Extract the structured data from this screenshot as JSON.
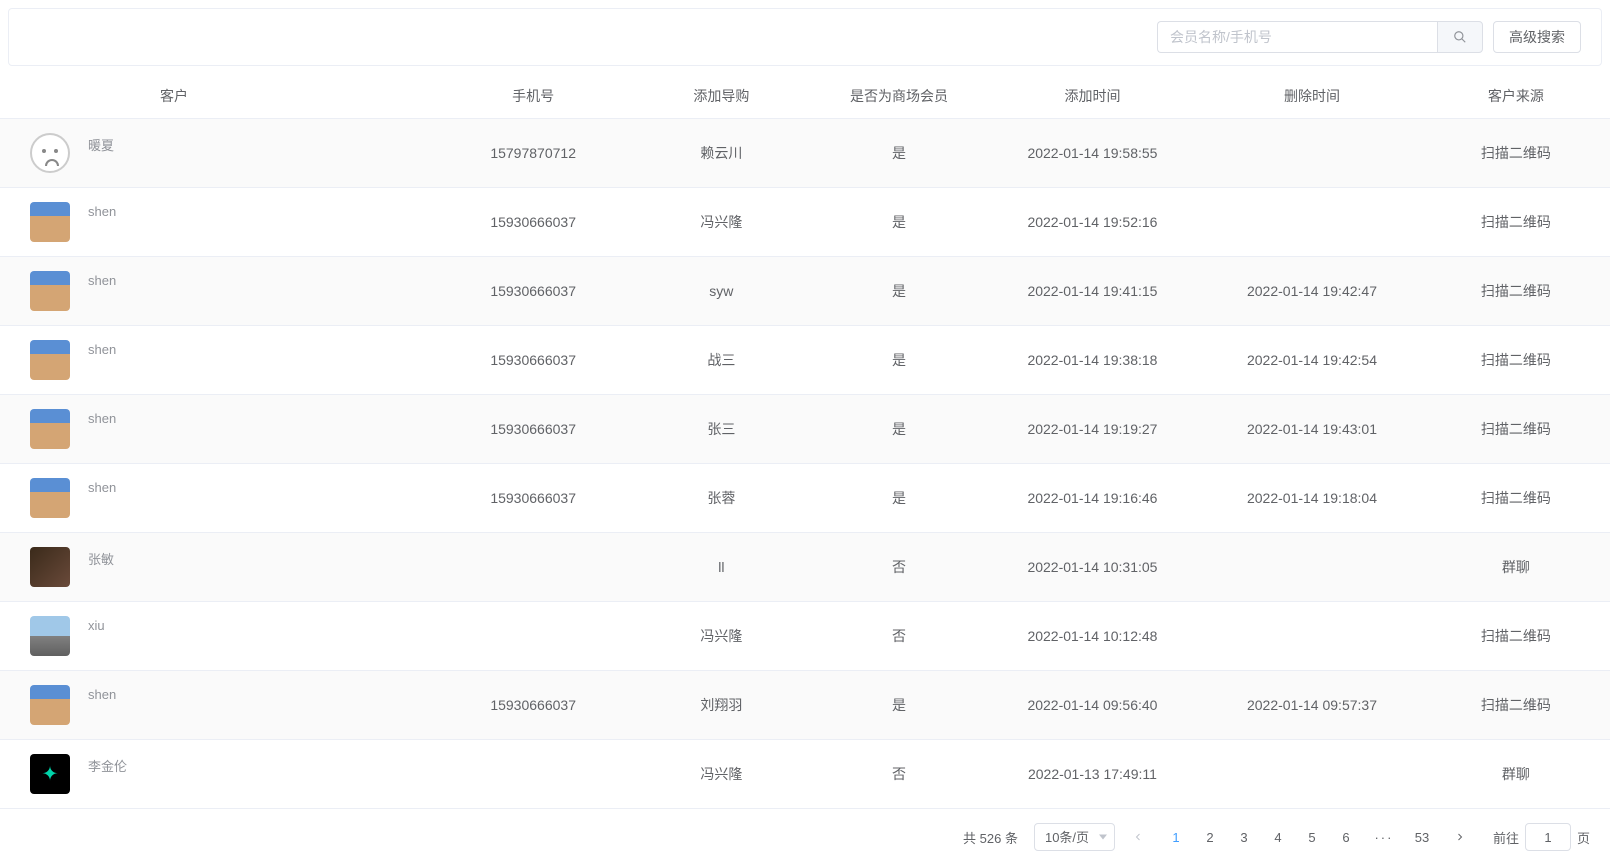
{
  "toolbar": {
    "search_placeholder": "会员名称/手机号",
    "advanced_label": "高级搜索"
  },
  "table": {
    "headers": {
      "customer": "客户",
      "phone": "手机号",
      "guide": "添加导购",
      "is_member": "是否为商场会员",
      "add_time": "添加时间",
      "del_time": "删除时间",
      "source": "客户来源"
    },
    "rows": [
      {
        "name": "暖夏",
        "avatar": "face",
        "phone": "15797870712",
        "guide": "赖云川",
        "is_member": "是",
        "add_time": "2022-01-14 19:58:55",
        "del_time": "",
        "source": "扫描二维码"
      },
      {
        "name": "shen",
        "avatar": "dog",
        "phone": "15930666037",
        "guide": "冯兴隆",
        "is_member": "是",
        "add_time": "2022-01-14 19:52:16",
        "del_time": "",
        "source": "扫描二维码"
      },
      {
        "name": "shen",
        "avatar": "dog",
        "phone": "15930666037",
        "guide": "syw",
        "is_member": "是",
        "add_time": "2022-01-14 19:41:15",
        "del_time": "2022-01-14 19:42:47",
        "source": "扫描二维码"
      },
      {
        "name": "shen",
        "avatar": "dog",
        "phone": "15930666037",
        "guide": "战三",
        "is_member": "是",
        "add_time": "2022-01-14 19:38:18",
        "del_time": "2022-01-14 19:42:54",
        "source": "扫描二维码"
      },
      {
        "name": "shen",
        "avatar": "dog",
        "phone": "15930666037",
        "guide": "张三",
        "is_member": "是",
        "add_time": "2022-01-14 19:19:27",
        "del_time": "2022-01-14 19:43:01",
        "source": "扫描二维码"
      },
      {
        "name": "shen",
        "avatar": "dog",
        "phone": "15930666037",
        "guide": "张蓉",
        "is_member": "是",
        "add_time": "2022-01-14 19:16:46",
        "del_time": "2022-01-14 19:18:04",
        "source": "扫描二维码"
      },
      {
        "name": "张敏",
        "avatar": "person",
        "phone": "",
        "guide": "ll",
        "is_member": "否",
        "add_time": "2022-01-14 10:31:05",
        "del_time": "",
        "source": "群聊"
      },
      {
        "name": "xiu",
        "avatar": "road",
        "phone": "",
        "guide": "冯兴隆",
        "is_member": "否",
        "add_time": "2022-01-14 10:12:48",
        "del_time": "",
        "source": "扫描二维码"
      },
      {
        "name": "shen",
        "avatar": "dog",
        "phone": "15930666037",
        "guide": "刘翔羽",
        "is_member": "是",
        "add_time": "2022-01-14 09:56:40",
        "del_time": "2022-01-14 09:57:37",
        "source": "扫描二维码"
      },
      {
        "name": "李金伦",
        "avatar": "diamond",
        "phone": "",
        "guide": "冯兴隆",
        "is_member": "否",
        "add_time": "2022-01-13 17:49:11",
        "del_time": "",
        "source": "群聊"
      }
    ]
  },
  "pagination": {
    "total_prefix": "共",
    "total_count": "526",
    "total_suffix": "条",
    "page_size_label": "10条/页",
    "pages": [
      "1",
      "2",
      "3",
      "4",
      "5",
      "6"
    ],
    "ellipsis": "···",
    "last_page": "53",
    "current_page": "1",
    "jump_prefix": "前往",
    "jump_value": "1",
    "jump_suffix": "页"
  }
}
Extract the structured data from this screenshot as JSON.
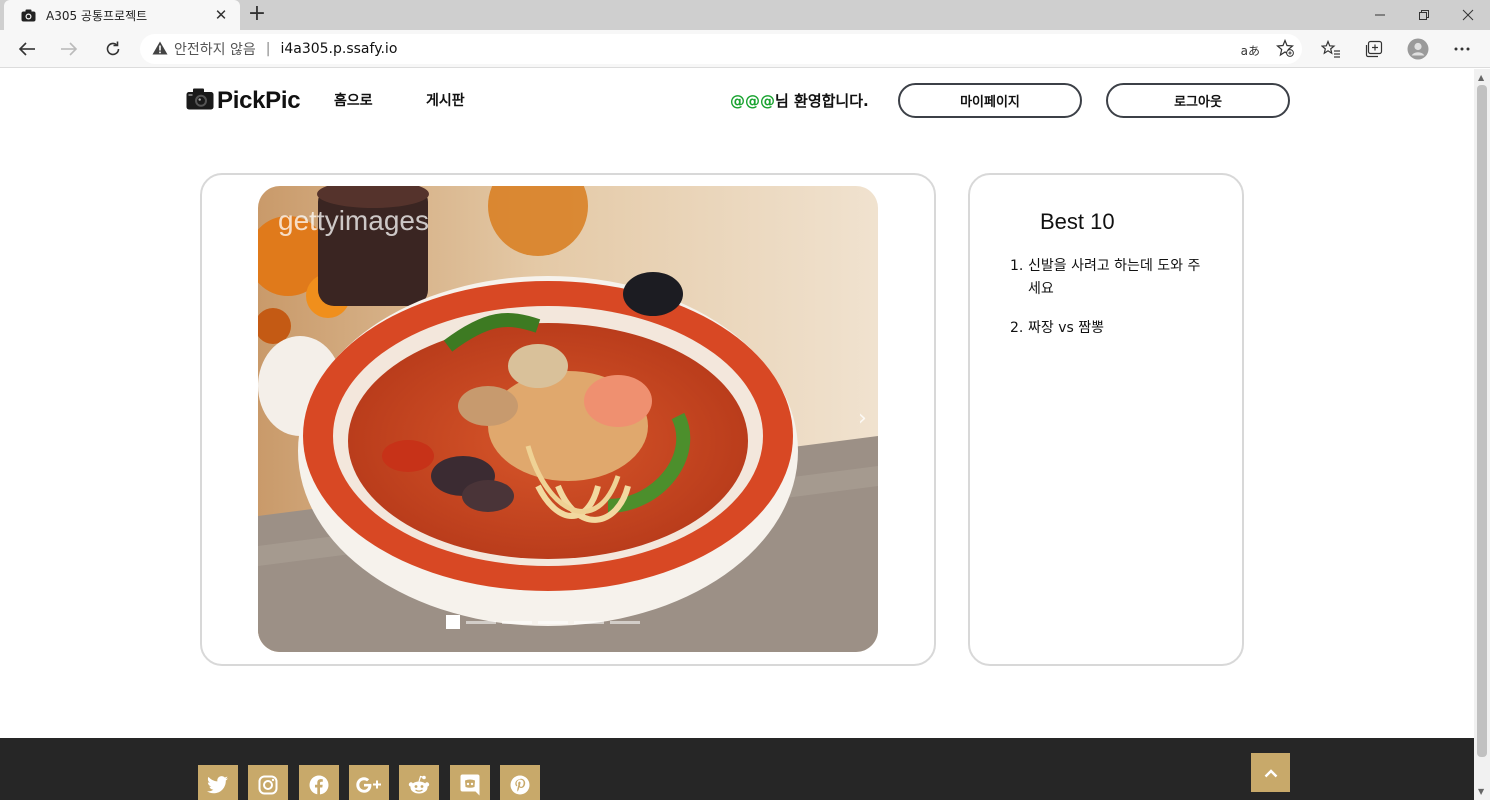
{
  "browser": {
    "tab_title": "A305 공통프로젝트",
    "tab_icon": "camera-icon",
    "security_label": "안전하지 않음",
    "separator": "|",
    "url": "i4a305.p.ssafy.io",
    "read_aloud_label": "aあ"
  },
  "site": {
    "logo_text": "PickPic",
    "nav": {
      "home": "홈으로",
      "board": "게시판"
    },
    "welcome_user": "@@@",
    "welcome_suffix": "님 환영합니다.",
    "mypage_label": "마이페이지",
    "logout_label": "로그아웃"
  },
  "carousel": {
    "slide_count": 6,
    "active_index": 0,
    "watermark": "gettyimages"
  },
  "best": {
    "title": "Best 10",
    "items": [
      {
        "num": "1.",
        "text": "신발을 사려고 하는데 도와 주세요"
      },
      {
        "num": "2.",
        "text": "짜장 vs 짬뽕"
      }
    ]
  },
  "footer": {
    "social_icons": [
      "twitter-icon",
      "instagram-icon",
      "facebook-icon",
      "google-plus-icon",
      "reddit-icon",
      "discord-icon",
      "pinterest-icon"
    ]
  },
  "colors": {
    "accent": "#c8a96a",
    "footer_bg": "#262626",
    "username": "#17a22e",
    "border": "#d8d8d8"
  }
}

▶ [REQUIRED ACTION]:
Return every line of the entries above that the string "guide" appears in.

▶ [RESPONSE TO THIS EXERCISE]:
      "guide": "添加导购",
        "guide": "赖云川",
        "guide": "冯兴隆",
        "guide": "syw",
        "guide": "战三",
        "guide": "张三",
        "guide": "张蓉",
        "guide": "ll",
        "guide": "冯兴隆",
        "guide": "刘翔羽",
        "guide": "冯兴隆",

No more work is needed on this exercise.